The Puget Sound Dungeness crab fishery uses a “3-S” design to maintain a conservation-based resource management strategy. The fishery design uses a combination of measures to target specific sex (males), size (animals greater than 6.25 inches), and season (only animals in hard-shell condition) to support the greatest crab resources are Puget Sound. These waters are divided into seven crustacean management regions with the Tulalip Tribes participating in commercial and subsistence crab fisheries in Regions 1, 2E, 2W, 3, and 4. The commercial and non-commercial fisheries near Tulalip normally starts after the spring molt (molt ends normally in April) where crab are coming out of a dormant winter season, slightly larger from the previous year, and with a new shell. Season targets are established for treaty commercial fisheries and daily trip limits are established for non-commercial subsistence and ceremonial opportunities. The fishery, and corresponding crab trap gear, is designed to avoid capture of young males and females. Traps are designed with escape ports that allow smaller animals and most females to exit the trap while being fished as the Legal sized males are retained.

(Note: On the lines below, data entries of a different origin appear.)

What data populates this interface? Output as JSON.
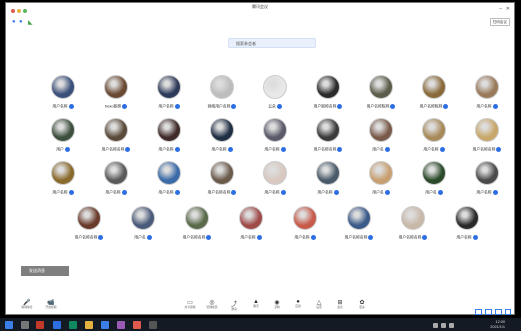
{
  "window": {
    "title": "腾讯会议"
  },
  "toolbar_right": {
    "view_label": "扫码会议"
  },
  "search": {
    "placeholder": "搜索参会者"
  },
  "participants": [
    {
      "name": "用户名称",
      "color": "#3a4f7a"
    },
    {
      "name": "Neko昵称",
      "color": "#6b4a33"
    },
    {
      "name": "用户名称",
      "color": "#2d3a5a"
    },
    {
      "name": "网络用户名称",
      "color": "#bdbdbd"
    },
    {
      "name": "云朵",
      "color": "#e8e8e8"
    },
    {
      "name": "用户昵称名称",
      "color": "#2b2b2b"
    },
    {
      "name": "用户名称昵称",
      "color": "#5c5c4a"
    },
    {
      "name": "用户名称昵称",
      "color": "#8a6a3a"
    },
    {
      "name": "用户名称",
      "color": "#9a7a5a"
    },
    {
      "name": "用户",
      "color": "#3d4f3d"
    },
    {
      "name": "用户名称名称",
      "color": "#5a4a3a"
    },
    {
      "name": "用户名称",
      "color": "#402a2a"
    },
    {
      "name": "用户名称",
      "color": "#1f2f44"
    },
    {
      "name": "用户名称",
      "color": "#5a5a6a"
    },
    {
      "name": "用户名称名称",
      "color": "#3a3a3a"
    },
    {
      "name": "用户名",
      "color": "#7a5a4a"
    },
    {
      "name": "用户名称",
      "color": "#a88a5a"
    },
    {
      "name": "用户名称名称",
      "color": "#c8a86a"
    },
    {
      "name": "用户名称",
      "color": "#8a6a2a"
    },
    {
      "name": "用户名称",
      "color": "#5a5a5a"
    },
    {
      "name": "用户名称",
      "color": "#3a6aa8"
    },
    {
      "name": "用户名称名称",
      "color": "#6a5a4a"
    },
    {
      "name": "用户名称",
      "color": "#d8c8c0"
    },
    {
      "name": "用户名称",
      "color": "#4a5a6a"
    },
    {
      "name": "用户名",
      "color": "#c8a070"
    },
    {
      "name": "用户名",
      "color": "#2a4a2a"
    },
    {
      "name": "用户名称",
      "color": "#4a4a4a"
    },
    {
      "name": "用户名称名称",
      "color": "#6a3a2a"
    },
    {
      "name": "用户名",
      "color": "#4a5a7a"
    },
    {
      "name": "用户名称名称",
      "color": "#5a6a4a"
    },
    {
      "name": "用户名称",
      "color": "#a04a4a"
    },
    {
      "name": "用户名称",
      "color": "#c85a4a"
    },
    {
      "name": "用户名称名称",
      "color": "#3a5a8a"
    },
    {
      "name": "用户名称名称",
      "color": "#c8b8a8"
    },
    {
      "name": "用户名称",
      "color": "#2a2a2a"
    }
  ],
  "chat": {
    "label": "发送消息"
  },
  "controls": {
    "mic": {
      "label": "解除静音"
    },
    "video": {
      "label": "开启视频"
    },
    "items": [
      {
        "label": "共享屏幕",
        "glyph": "▭"
      },
      {
        "label": "管理成员",
        "glyph": "◎"
      },
      {
        "label": "邀请",
        "glyph": "⤴"
      },
      {
        "label": "聊天",
        "glyph": "▲"
      },
      {
        "label": "录制",
        "glyph": "◉"
      },
      {
        "label": "应用",
        "glyph": "●"
      },
      {
        "label": "设置",
        "glyph": "△"
      },
      {
        "label": "会议",
        "glyph": "⊞"
      },
      {
        "label": "更多",
        "glyph": "✿"
      }
    ]
  },
  "taskbar": {
    "time": "12:00",
    "date": "2021/1/1"
  },
  "colors": {
    "accent": "#2d6fe3",
    "taskbar": "#141a24"
  }
}
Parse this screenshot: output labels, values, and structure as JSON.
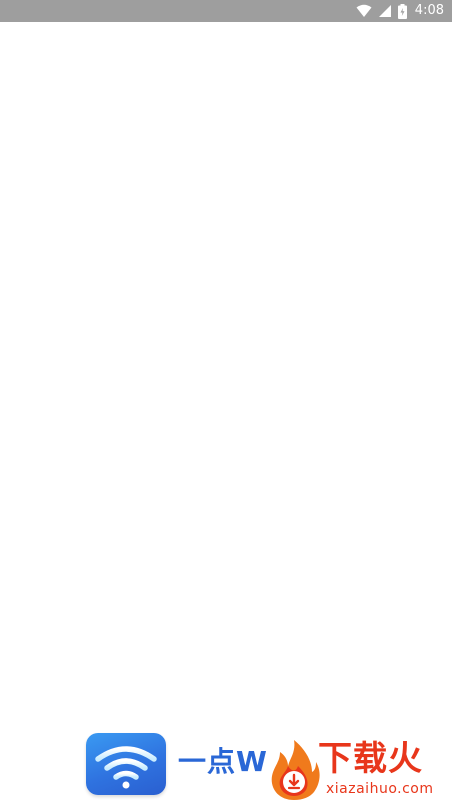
{
  "status_bar": {
    "time": "4:08",
    "icons": [
      "wifi-icon",
      "cell-signal-icon",
      "battery-icon"
    ],
    "background": "#9e9e9e"
  },
  "splash": {
    "app_icon": "wifi-icon",
    "app_name": "一点W",
    "background": "#ffffff",
    "brand_color": "#2a67d6"
  },
  "watermark": {
    "title": "下载火",
    "url": "xiazaihuo.com",
    "color": "#e8361b"
  }
}
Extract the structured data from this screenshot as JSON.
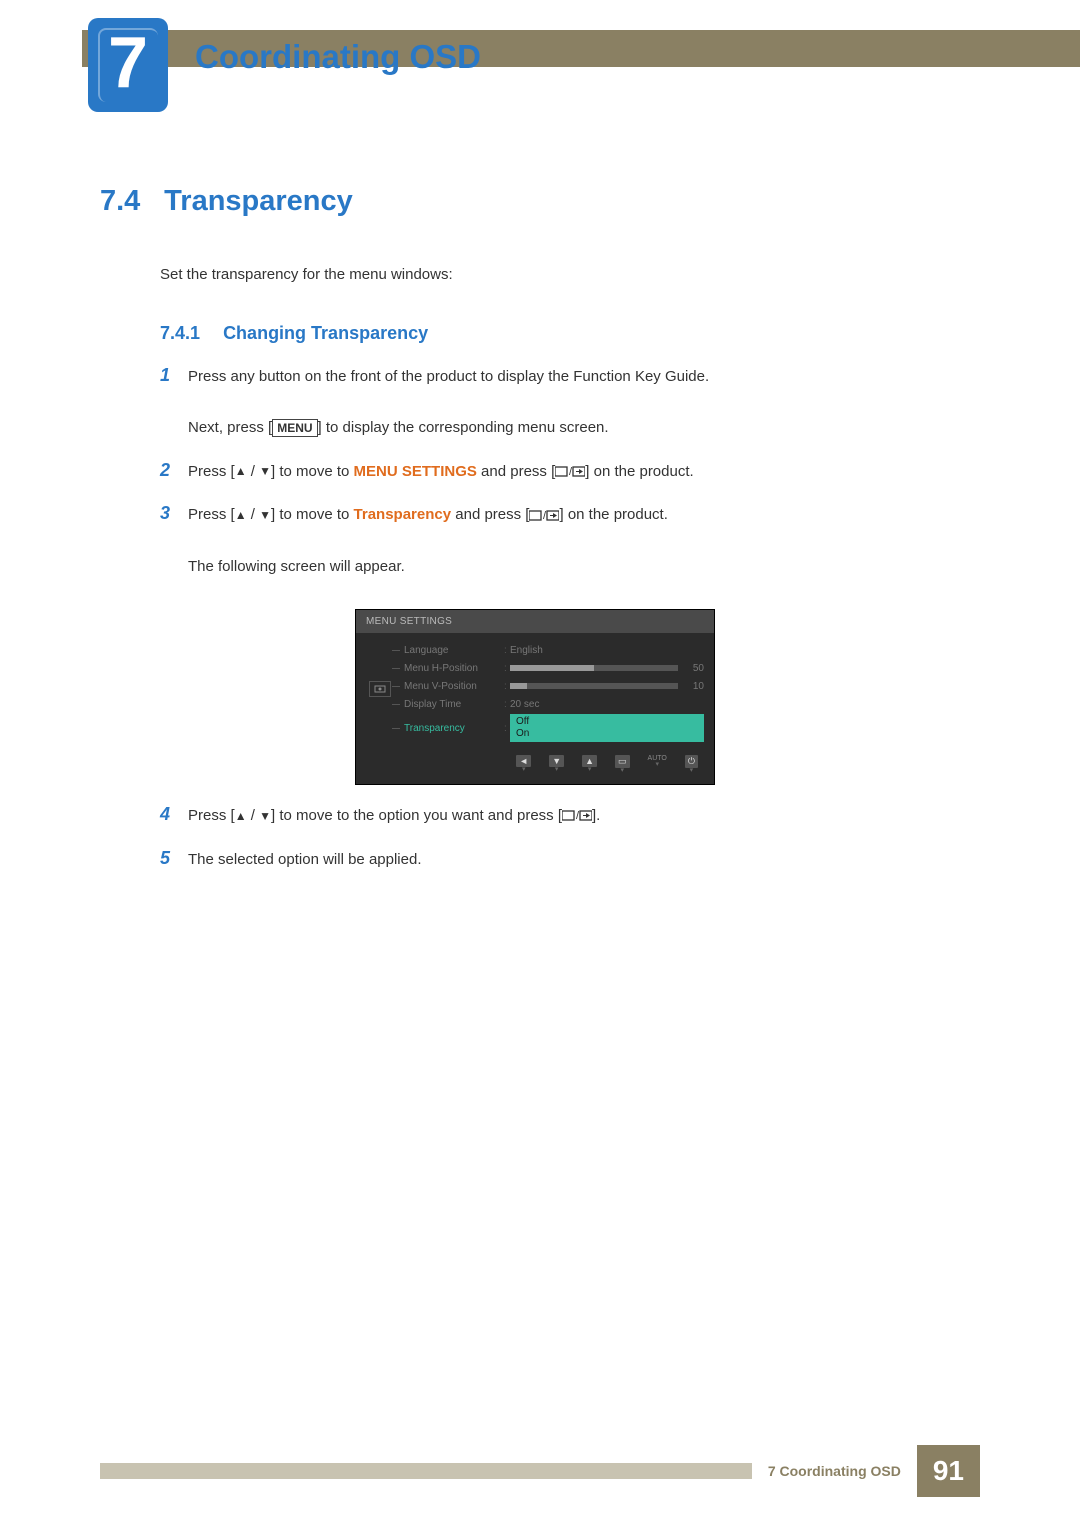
{
  "chapter": {
    "number": "7",
    "title": "Coordinating OSD"
  },
  "section": {
    "number": "7.4",
    "title": "Transparency",
    "intro": "Set the transparency for the menu windows:"
  },
  "subsection": {
    "number": "7.4.1",
    "title": "Changing Transparency"
  },
  "steps": {
    "s1": {
      "num": "1",
      "text1": "Press any button on the front of the product to display the Function Key Guide.",
      "text2a": "Next, press [",
      "menu": "MENU",
      "text2b": "] to display the corresponding menu screen."
    },
    "s2": {
      "num": "2",
      "text1": "Press [",
      "text2": "] to move to ",
      "bold": "MENU SETTINGS",
      "text3": " and press [",
      "text4": "] on the product."
    },
    "s3": {
      "num": "3",
      "text1": "Press [",
      "text2": "] to move to ",
      "bold": "Transparency",
      "text3": " and press [",
      "text4": "] on the product.",
      "follow": "The following screen will appear."
    },
    "s4": {
      "num": "4",
      "text1": "Press [",
      "text2": "] to move to the option you want and press [",
      "text3": "]."
    },
    "s5": {
      "num": "5",
      "text": "The selected option will be applied."
    }
  },
  "osd": {
    "header": "MENU SETTINGS",
    "rows": {
      "language": {
        "label": "Language",
        "value": "English"
      },
      "hpos": {
        "label": "Menu H-Position",
        "value": "50",
        "fillPct": 50
      },
      "vpos": {
        "label": "Menu V-Position",
        "value": "10",
        "fillPct": 10
      },
      "dtime": {
        "label": "Display Time",
        "value": "20 sec"
      },
      "transp": {
        "label": "Transparency",
        "opt1": "Off",
        "opt2": "On"
      }
    },
    "nav": {
      "auto": "AUTO"
    }
  },
  "footer": {
    "chapter": "7 Coordinating OSD",
    "page": "91"
  }
}
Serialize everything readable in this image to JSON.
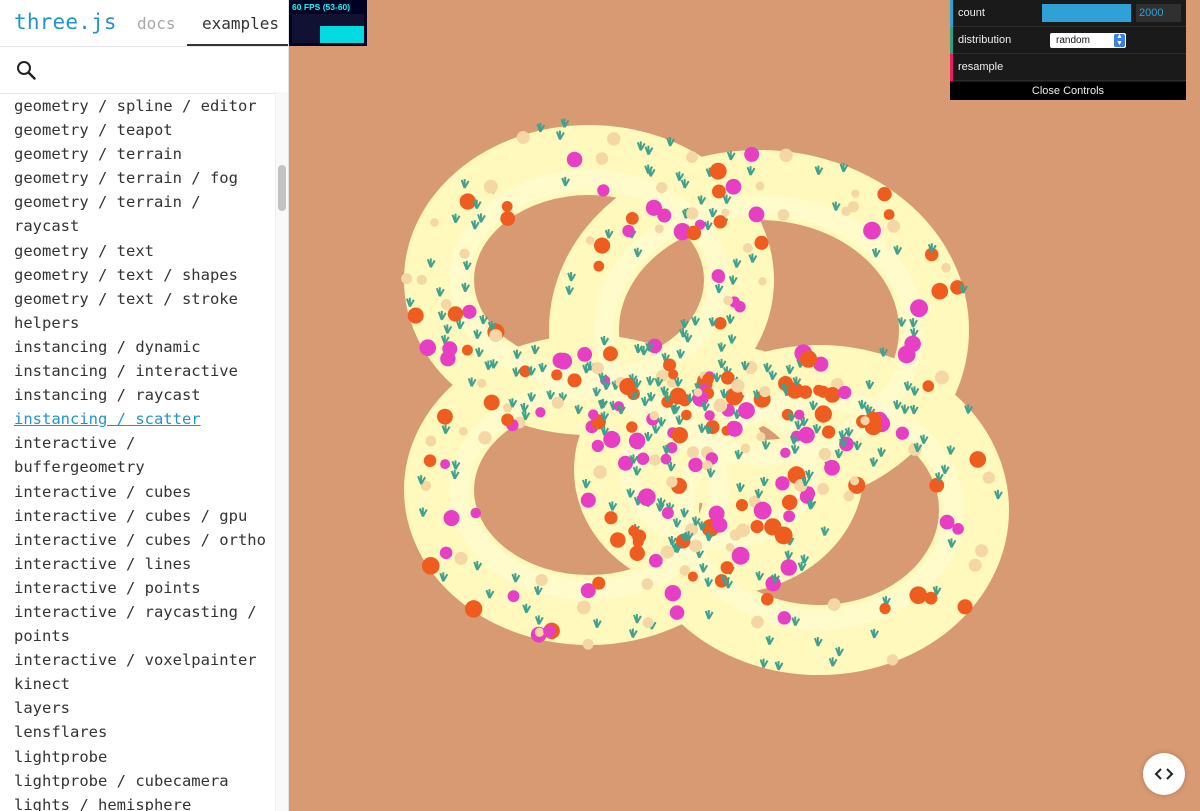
{
  "sidebar": {
    "brand": "three.js",
    "tabs": [
      {
        "label": "docs",
        "active": false
      },
      {
        "label": "examples",
        "active": true
      }
    ],
    "search_icon": "search-icon",
    "items": [
      "geometry / spline / editor",
      "geometry / teapot",
      "geometry / terrain",
      "geometry / terrain / fog",
      "geometry / terrain /\nraycast",
      "geometry / text",
      "geometry / text / shapes",
      "geometry / text / stroke",
      "helpers",
      "instancing / dynamic",
      "instancing / interactive",
      "instancing / raycast",
      "instancing / scatter",
      "interactive /\nbuffergeometry",
      "interactive / cubes",
      "interactive / cubes / gpu",
      "interactive / cubes / ortho",
      "interactive / lines",
      "interactive / points",
      "interactive / raycasting /\npoints",
      "interactive / voxelpainter",
      "kinect",
      "layers",
      "lensflares",
      "lightprobe",
      "lightprobe / cubecamera",
      "lights / hemisphere"
    ],
    "active_item": "instancing / scatter"
  },
  "stats": {
    "text": "60 FPS (53-60)"
  },
  "gui": {
    "count_label": "count",
    "count_value": "2000",
    "count_fill": 0.99,
    "distribution_label": "distribution",
    "distribution_value": "random",
    "resample_label": "resample",
    "close_label": "Close Controls"
  },
  "colors": {
    "background": "#d89a73",
    "link": "#2194ce",
    "gui_slider": "#2fa1d6"
  },
  "view_source_icon": "code-icon"
}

The Tulalip Shellfish Program conducts test fisheries to assess the specific timing of the spring molt as well as year to year abundance. These studies are conducted to assist in quota setting as well as to assist in the negotiations with co-managers the appropriate openings and closings for all fisheries and to maintain data collection and monitoring of a very economically important resource. In general, harvest during periods of soft-shell conditions can increase the mortality through handling stress and physical damage of soft shell crab and lead to decreasing future abundance, reduction in seasonal landings and lower commercial ex-vessel value to the wholesale community. The Tulalip Shellfish Program is one of the principle Dungeness crab shellfishery investigating managers in Puget Sound with a history of assessing larval distribution, modifications to and assessments of different gear types, impacts of fisheries and assessments of disproportionate harvest impacts as well as molt-timing and shell-condition studies.